Concentrated solar attracts big-name investors

Kleiner Perkins and Goldman Sachs both show interest in veteran CPV systems manufacturer.

Candace Lombardi
In a software-driven world, it's easy to forget about the nuts and bolts. Whether it's cars, robots, personal gadgetry or industrial machines, Candace Lombardi examines the moving parts that keep our world rotating. A journalist who divides her time between the United States and the United Kingdom, Lombardi has written about technology for the sites of The New York Times, CNET, USA Today, MSN, ZDNet, Silicon.com, and GameSpot. She is a member of the CNET Blog Network and is not a current employee of CNET.
Candace Lombardi
2 min read
Amonix large-scale concentrated solar panels. Amonix

The concentrated photovoltaics industry got another nod of confidence Wednesday.

Amonix, a CPV manufacturer, announced it has raised $129.4 million in Series B funding, with Kleiner Perkins named the lead investor. The Seal Beach, Calif.-based company said it will use the funds to expand manufacturing in an effort to get its CPVs out the door more quickly.

Concentrated photovoltaic (CPV) solar systems differ from regular solar panels in that they use lenses or mirrors to concentrate sunlight on solar cells to maximize the amount of electricity you can generate from solar rays. The technology, while more expensive than regular PVs, is believed to offer more efficiency in terms of electricity and the amount of land or space needed to use them.

Amonix makes large-scale systems that would be sold to and used by utilities.

It's not a new technology per say, but one that's become perfected to reach scalability and attract the kind of investment needed to spur its popularity in the market. Amonix, in particular, claims to have gotten costs down by using less-expensive Fresnel lenses for amplifying sunlight and concentrating that onto its solar cells.
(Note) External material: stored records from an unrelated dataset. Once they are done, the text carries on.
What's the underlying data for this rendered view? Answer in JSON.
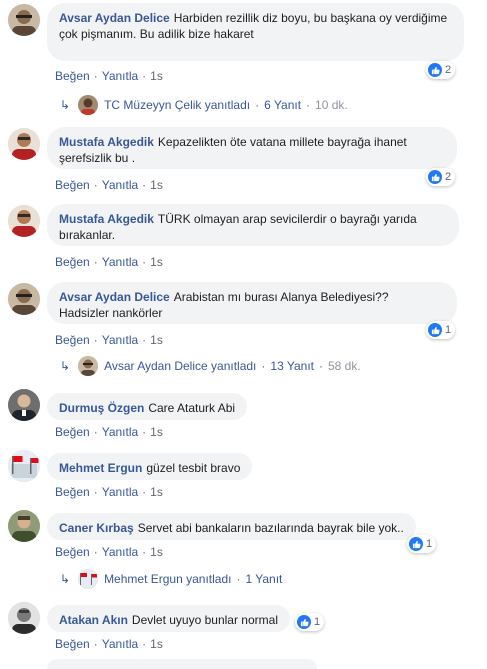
{
  "colors": {
    "link": "#385898",
    "bubble": "#f2f3f5",
    "like": "#2078f4",
    "meta": "#606770"
  },
  "actions": {
    "like": "Beğen",
    "reply": "Yanıtla"
  },
  "comments": [
    {
      "author": "Avsar Aydan Delice",
      "text": "Harbiden rezillik diz boyu, bu başkana oy verdiğime",
      "text2": "çok pişmanım. Bu adilik bize hakaret",
      "time": "1s",
      "reactions": "2"
    },
    {
      "author": "Mustafa Akgedik",
      "text": "Kepazelikten öte vatana millete bayrağa ihanet",
      "text2": "şerefsizlik bu .",
      "time": "1s",
      "reactions": "2"
    },
    {
      "author": "Mustafa Akgedik",
      "text": "TÜRK olmayan arap sevicilerdir o bayrağı yarıda",
      "text2": "bırakanlar.",
      "time": "1s"
    },
    {
      "author": "Avsar Aydan Delice",
      "text": "Arabistan mı burası Alanya Belediyesi??",
      "text2": "Hadsizler nankörler",
      "time": "1s",
      "reactions": "1"
    },
    {
      "author": "Durmuş Özgen",
      "text": "Care Ataturk Abi",
      "time": "1s"
    },
    {
      "author": "Mehmet Ergun",
      "text": "güzel tesbit bravo",
      "time": "1s"
    },
    {
      "author": "Caner Kırbaş",
      "text": "Servet abi bankaların bazılarında bayrak bile yok..",
      "time": "1s",
      "reactions": "1"
    },
    {
      "author": "Atakan Akın",
      "text": "Devlet uyuyo bunlar normal",
      "time": "1s",
      "reactions": "1"
    }
  ],
  "reply_threads": [
    {
      "name": "TC Müzeyyn Çelik yanıtladı",
      "count": "6 Yanıt",
      "time": "10 dk."
    },
    {
      "name": "Avsar Aydan Delice yanıtladı",
      "count": "13 Yanıt",
      "time": "58 dk."
    },
    {
      "name": "Mehmet Ergun yanıtladı",
      "count": "1 Yanıt",
      "time": ""
    }
  ],
  "dot": "·",
  "reply_arrow": "↳"
}
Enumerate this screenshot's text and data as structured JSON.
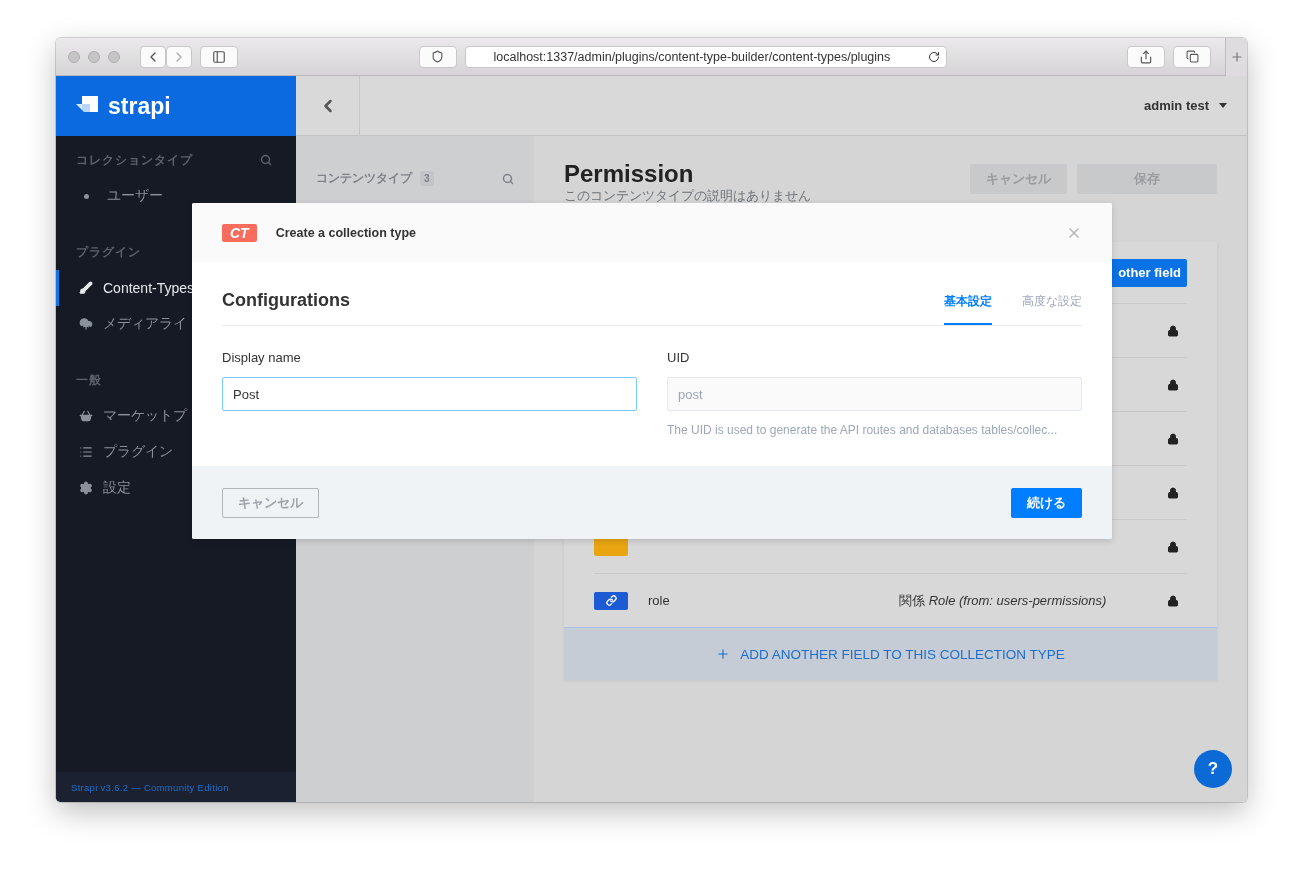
{
  "browser": {
    "url": "localhost:1337/admin/plugins/content-type-builder/content-types/plugins"
  },
  "sidebar": {
    "logo": "strapi",
    "sections": [
      {
        "title": "コレクションタイプ",
        "search": true,
        "items": [
          {
            "label": "ユーザー",
            "kind": "bullet",
            "selected": false
          }
        ]
      },
      {
        "title": "プラグイン",
        "search": false,
        "items": [
          {
            "label": "Content-Types",
            "kind": "icon",
            "selected": true
          },
          {
            "label": "メディアライ",
            "kind": "icon",
            "selected": false
          }
        ]
      },
      {
        "title": "一般",
        "search": false,
        "items": [
          {
            "label": "マーケットプ",
            "kind": "icon",
            "selected": false
          },
          {
            "label": "プラグイン",
            "kind": "icon",
            "selected": false
          },
          {
            "label": "設定",
            "kind": "icon",
            "selected": false
          }
        ]
      }
    ],
    "footer": "Strapi v3.6.2 — Community Edition"
  },
  "header": {
    "user": "admin test"
  },
  "content_types_panel": {
    "title": "コンテンツタイプ",
    "count": "3"
  },
  "page": {
    "title": "Permission",
    "description": "このコンテンツタイプの説明はありません",
    "buttons": [
      "キャンセル",
      "保存"
    ]
  },
  "fields_table": {
    "add_button": "other field",
    "rows": [
      {
        "kind": "hidden",
        "locked": true
      },
      {
        "kind": "hidden",
        "locked": true
      },
      {
        "kind": "hidden",
        "locked": true
      },
      {
        "kind": "hidden",
        "locked": true
      },
      {
        "kind": "text",
        "locked": true
      },
      {
        "kind": "relation",
        "name": "role",
        "type": "関係 *Role (from: users-permissions)*",
        "locked": true
      }
    ],
    "add_field": "ADD ANOTHER FIELD TO THIS COLLECTION TYPE"
  },
  "help": "?",
  "modal": {
    "badge": "CT",
    "title": "Create a collection type",
    "heading": "Configurations",
    "tabs": [
      {
        "label": "基本設定",
        "selected": true
      },
      {
        "label": "高度な設定",
        "selected": false
      }
    ],
    "fields": [
      {
        "label": "Display name",
        "value": "Post",
        "focused": true,
        "disabled": false
      },
      {
        "label": "UID",
        "value": "post",
        "focused": false,
        "disabled": true,
        "hint": "The UID is used to generate the API routes and databases tables/collec..."
      }
    ],
    "cancel": "キャンセル",
    "continue": "続ける"
  }
}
Even among green-tech developers offering clean energy options, there are environmental hurdles to be crossed, as solar farms take up space and still require transmission lines to tie in to the electric grid. Environmental agencies and the U.S. government are working to offer land solutions and avoid time-consuming legal challenges to developers. Concentrated solar, because it can offer more electricity from less physical space, is becoming more attractive as its technology gets less expensive. That's why Amonix, and its main rival SolFocus, has also been scoring big with investors and projects.

SolFocus garnered a $103 million (80 euro) deal with Empe Solar, a Spanish group promoting solar energy projects in 2008. In March of this year, SolFocus announced a deal with a California community college to install a 1-megawatt high-concentrator photovoltaic (CPV) solar farm on 6 acres of its campus.

So unlike most green tech investment stories you read about, Amonix is not a start-up. Rather, it has been developing solar technology for years. The company was actually founded in 1989 and by 1994 it had made a solar cell with 25.5 percent efficiency. R&D Magazine lauded that solar cell as one of the most significant breakthrough products of the year.

Amonix has already raised $25 million in Series A funding from the Goldman Sachs Group and MissionPoint Capital, as well as garnered $15.6 million in Department of Energy grants and $9.5 million in federal stimulus funds.

Other investors in the deal include Adams Street Partners, Angeleno Group, PCG Clean Energy & Technology Fund, Vedanta Capital, New Silk Route, The Westly Group, and existing Amonix investor MissionPoint Capital Partners.